YOUR TASK → Search the entries for the word "data" and return every line where it is found.

MATERIAL FOR THIS EXERCISE →
►

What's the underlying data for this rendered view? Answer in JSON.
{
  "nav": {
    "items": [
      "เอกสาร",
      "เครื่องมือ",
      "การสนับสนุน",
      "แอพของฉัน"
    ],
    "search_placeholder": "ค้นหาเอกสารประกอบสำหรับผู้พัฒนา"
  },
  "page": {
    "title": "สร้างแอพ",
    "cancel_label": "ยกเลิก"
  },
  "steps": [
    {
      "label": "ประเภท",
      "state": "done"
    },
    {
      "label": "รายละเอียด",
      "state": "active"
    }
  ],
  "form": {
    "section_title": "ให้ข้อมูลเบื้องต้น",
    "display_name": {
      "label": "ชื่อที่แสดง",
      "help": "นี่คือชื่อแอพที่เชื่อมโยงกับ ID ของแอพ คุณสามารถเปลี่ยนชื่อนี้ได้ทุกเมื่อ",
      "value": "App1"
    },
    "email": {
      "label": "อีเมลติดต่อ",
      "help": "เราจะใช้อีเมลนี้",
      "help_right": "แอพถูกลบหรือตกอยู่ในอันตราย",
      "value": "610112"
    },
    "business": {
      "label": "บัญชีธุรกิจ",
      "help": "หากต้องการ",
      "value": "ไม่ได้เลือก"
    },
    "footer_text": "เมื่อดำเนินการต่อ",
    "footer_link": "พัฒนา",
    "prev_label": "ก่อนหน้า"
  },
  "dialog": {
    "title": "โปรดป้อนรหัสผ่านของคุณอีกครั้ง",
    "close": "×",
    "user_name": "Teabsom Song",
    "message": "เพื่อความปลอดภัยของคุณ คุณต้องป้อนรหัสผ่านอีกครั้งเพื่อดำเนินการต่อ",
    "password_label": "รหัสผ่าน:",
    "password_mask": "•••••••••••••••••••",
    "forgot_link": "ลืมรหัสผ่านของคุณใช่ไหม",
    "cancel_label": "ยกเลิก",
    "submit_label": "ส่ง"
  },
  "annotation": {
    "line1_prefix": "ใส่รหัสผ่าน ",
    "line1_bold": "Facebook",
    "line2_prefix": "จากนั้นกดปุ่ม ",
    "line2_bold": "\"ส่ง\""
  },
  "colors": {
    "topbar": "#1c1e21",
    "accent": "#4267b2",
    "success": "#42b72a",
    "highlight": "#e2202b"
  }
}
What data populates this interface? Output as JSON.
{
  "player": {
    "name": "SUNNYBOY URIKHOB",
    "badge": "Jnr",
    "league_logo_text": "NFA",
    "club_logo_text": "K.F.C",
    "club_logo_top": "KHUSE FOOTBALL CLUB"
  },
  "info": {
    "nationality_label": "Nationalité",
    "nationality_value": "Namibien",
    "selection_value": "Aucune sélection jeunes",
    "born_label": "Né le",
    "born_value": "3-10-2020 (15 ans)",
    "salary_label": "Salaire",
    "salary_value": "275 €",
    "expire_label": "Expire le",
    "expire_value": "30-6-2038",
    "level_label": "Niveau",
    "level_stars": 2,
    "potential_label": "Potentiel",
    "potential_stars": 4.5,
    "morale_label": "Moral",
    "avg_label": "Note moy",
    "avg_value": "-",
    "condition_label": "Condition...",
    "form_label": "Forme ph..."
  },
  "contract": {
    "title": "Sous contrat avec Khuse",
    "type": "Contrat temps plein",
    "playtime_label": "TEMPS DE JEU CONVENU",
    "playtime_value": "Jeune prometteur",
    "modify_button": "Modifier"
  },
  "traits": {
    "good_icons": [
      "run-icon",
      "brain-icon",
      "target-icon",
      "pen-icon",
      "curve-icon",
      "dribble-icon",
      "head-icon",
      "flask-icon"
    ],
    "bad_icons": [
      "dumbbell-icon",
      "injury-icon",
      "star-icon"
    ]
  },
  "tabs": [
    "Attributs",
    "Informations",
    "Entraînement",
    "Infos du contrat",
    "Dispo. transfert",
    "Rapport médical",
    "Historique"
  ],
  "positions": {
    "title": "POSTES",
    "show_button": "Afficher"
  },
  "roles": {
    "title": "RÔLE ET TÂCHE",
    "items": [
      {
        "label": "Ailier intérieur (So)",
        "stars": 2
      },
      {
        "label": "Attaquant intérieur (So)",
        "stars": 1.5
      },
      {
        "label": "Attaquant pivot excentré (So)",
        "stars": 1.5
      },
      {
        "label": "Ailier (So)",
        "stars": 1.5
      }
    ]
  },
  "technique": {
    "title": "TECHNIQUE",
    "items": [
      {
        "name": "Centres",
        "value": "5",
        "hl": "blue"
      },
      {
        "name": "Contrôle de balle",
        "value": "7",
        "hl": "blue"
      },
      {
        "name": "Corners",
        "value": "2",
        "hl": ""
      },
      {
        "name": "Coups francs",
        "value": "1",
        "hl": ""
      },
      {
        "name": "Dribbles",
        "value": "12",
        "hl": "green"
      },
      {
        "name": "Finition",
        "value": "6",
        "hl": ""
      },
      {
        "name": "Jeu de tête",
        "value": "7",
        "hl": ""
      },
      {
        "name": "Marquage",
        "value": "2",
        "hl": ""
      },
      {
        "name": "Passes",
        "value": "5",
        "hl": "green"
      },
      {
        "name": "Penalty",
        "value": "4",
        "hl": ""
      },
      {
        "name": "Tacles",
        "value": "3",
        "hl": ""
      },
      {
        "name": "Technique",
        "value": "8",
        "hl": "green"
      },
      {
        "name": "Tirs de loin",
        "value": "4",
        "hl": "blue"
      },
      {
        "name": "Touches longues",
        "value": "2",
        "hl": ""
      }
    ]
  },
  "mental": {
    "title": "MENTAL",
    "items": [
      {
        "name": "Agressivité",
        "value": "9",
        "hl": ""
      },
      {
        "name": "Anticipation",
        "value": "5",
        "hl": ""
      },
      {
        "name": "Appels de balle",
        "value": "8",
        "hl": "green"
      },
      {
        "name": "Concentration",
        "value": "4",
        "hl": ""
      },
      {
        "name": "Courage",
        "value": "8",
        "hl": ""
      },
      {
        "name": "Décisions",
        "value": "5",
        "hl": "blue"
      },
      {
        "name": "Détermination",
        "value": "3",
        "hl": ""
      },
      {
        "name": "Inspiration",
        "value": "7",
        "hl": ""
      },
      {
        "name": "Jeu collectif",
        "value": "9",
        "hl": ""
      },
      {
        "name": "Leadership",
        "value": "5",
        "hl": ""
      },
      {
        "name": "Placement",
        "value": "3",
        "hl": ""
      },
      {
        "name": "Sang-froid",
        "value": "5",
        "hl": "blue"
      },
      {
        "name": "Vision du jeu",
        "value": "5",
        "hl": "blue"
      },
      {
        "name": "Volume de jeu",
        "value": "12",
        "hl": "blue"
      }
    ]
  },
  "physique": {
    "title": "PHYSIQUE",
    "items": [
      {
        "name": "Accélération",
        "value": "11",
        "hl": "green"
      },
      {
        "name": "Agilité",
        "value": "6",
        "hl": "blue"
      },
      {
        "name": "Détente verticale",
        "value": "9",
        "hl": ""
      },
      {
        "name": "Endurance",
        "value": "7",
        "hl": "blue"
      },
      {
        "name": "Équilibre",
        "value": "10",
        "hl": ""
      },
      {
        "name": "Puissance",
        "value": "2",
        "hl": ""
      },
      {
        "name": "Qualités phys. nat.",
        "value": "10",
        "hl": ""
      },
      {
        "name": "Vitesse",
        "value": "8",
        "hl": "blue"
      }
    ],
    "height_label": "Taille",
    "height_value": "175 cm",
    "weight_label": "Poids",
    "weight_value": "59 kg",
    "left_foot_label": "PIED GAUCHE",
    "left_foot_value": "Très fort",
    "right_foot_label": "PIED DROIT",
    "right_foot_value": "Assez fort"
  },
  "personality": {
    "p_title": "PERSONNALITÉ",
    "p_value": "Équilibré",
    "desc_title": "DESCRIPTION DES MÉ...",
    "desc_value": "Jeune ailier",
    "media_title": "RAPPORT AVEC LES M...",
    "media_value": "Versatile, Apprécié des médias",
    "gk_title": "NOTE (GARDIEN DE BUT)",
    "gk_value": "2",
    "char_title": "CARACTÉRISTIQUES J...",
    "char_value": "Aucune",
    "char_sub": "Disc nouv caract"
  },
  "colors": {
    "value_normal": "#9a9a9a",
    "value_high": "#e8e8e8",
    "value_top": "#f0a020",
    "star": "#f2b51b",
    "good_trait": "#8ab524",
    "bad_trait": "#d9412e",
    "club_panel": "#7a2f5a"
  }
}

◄

TASK OUTPUT →
What's the underlying data for this rendered view? Answer in JSON.
What data populates this interface? Output as JSON.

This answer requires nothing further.